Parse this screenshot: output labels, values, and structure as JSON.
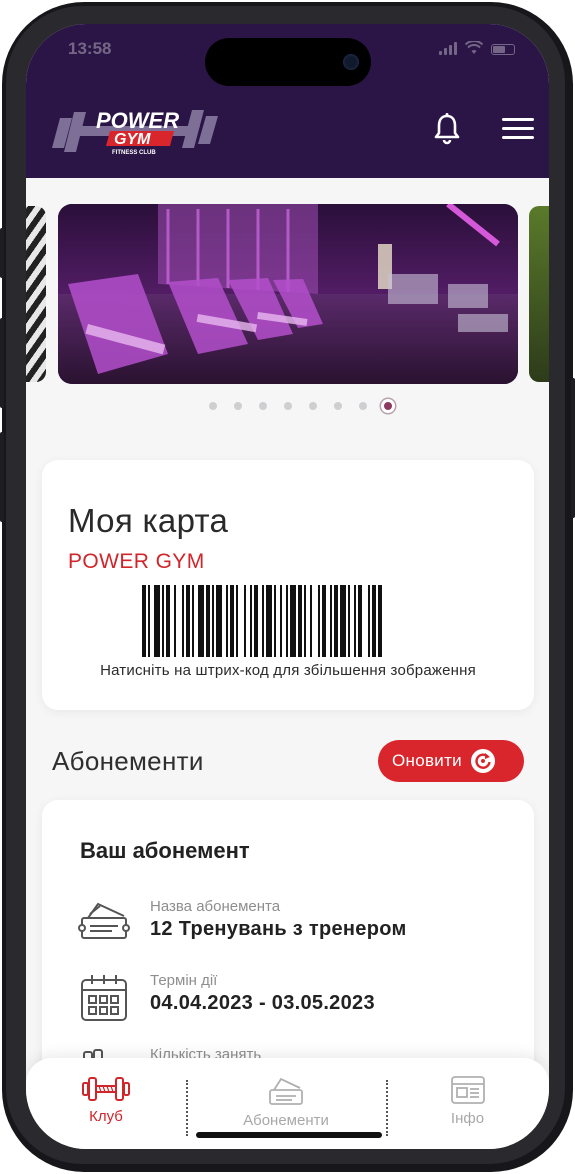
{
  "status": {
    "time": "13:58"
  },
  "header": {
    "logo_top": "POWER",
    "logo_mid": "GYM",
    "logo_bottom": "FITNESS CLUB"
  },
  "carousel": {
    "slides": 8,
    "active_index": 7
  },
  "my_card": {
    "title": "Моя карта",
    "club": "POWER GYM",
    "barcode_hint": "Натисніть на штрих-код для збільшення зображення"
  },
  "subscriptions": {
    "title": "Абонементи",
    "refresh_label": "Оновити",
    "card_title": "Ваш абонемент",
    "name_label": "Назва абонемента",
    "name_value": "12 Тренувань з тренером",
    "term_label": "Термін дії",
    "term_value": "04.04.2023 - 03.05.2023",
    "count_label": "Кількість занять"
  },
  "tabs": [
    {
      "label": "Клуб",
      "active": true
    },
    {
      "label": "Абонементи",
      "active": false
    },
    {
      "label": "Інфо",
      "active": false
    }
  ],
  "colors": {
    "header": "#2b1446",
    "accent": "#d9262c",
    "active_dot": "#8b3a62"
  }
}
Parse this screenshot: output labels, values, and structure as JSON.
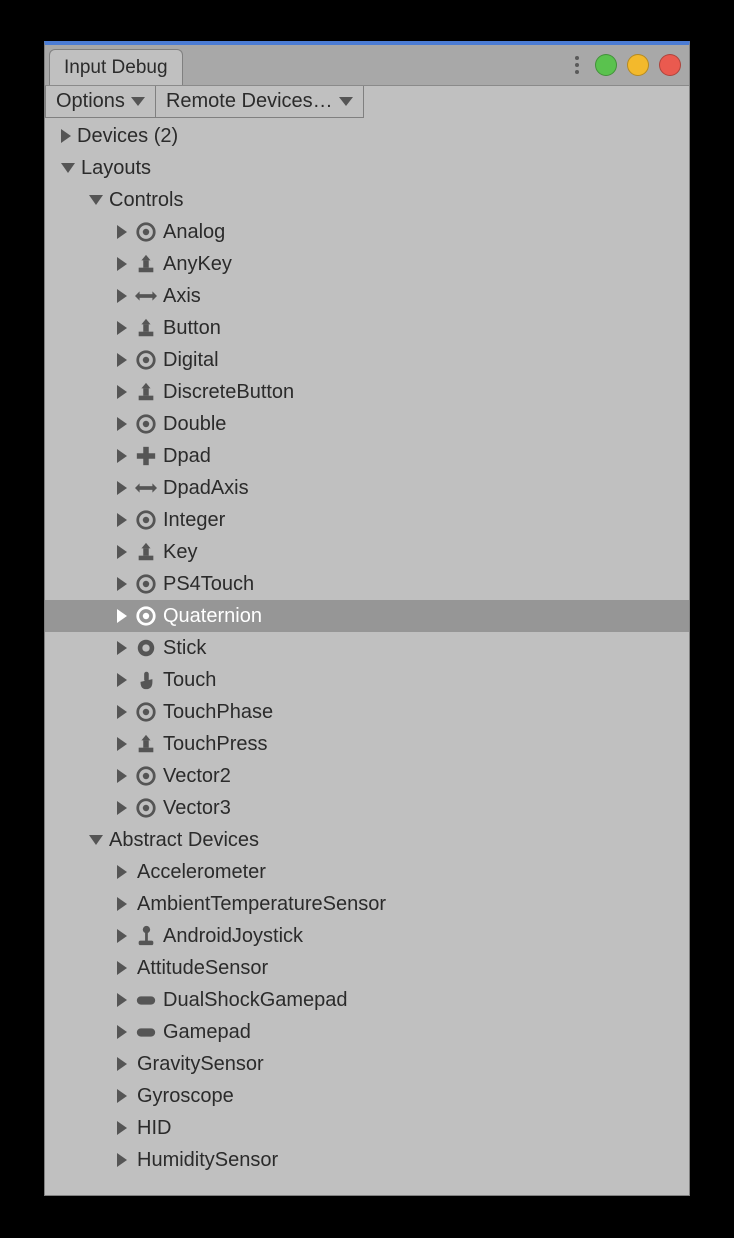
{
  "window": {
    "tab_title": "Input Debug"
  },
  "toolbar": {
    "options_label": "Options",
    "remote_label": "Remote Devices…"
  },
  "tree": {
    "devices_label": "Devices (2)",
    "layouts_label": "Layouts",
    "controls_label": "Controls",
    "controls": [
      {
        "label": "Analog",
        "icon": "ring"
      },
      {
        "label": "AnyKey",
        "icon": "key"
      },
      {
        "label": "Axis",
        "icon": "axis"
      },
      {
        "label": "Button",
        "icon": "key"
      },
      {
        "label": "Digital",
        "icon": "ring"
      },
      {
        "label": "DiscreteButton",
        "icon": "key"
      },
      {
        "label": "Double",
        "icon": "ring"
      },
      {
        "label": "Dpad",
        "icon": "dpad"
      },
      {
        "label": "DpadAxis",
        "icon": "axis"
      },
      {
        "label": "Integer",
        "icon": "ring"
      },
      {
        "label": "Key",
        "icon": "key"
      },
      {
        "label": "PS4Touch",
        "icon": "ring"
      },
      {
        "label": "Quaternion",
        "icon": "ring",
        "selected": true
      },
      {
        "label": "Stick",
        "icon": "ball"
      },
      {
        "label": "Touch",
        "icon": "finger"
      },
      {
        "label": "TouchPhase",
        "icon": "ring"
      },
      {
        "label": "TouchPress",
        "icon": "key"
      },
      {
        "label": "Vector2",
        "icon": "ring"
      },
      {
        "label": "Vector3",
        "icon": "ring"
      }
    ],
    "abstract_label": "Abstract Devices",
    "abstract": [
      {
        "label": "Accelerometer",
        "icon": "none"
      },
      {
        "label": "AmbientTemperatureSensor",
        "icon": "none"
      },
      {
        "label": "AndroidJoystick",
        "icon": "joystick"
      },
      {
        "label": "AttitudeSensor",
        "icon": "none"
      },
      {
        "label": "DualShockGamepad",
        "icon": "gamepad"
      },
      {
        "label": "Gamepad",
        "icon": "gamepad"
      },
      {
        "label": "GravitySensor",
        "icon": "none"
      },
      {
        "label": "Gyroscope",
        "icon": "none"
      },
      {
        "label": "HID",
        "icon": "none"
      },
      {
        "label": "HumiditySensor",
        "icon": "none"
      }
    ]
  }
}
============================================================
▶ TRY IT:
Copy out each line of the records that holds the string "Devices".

▶ THE ANSWER:
    "remote_label": "Remote Devices…"
    "devices_label": "Devices (2)",
    "abstract_label": "Abstract Devices",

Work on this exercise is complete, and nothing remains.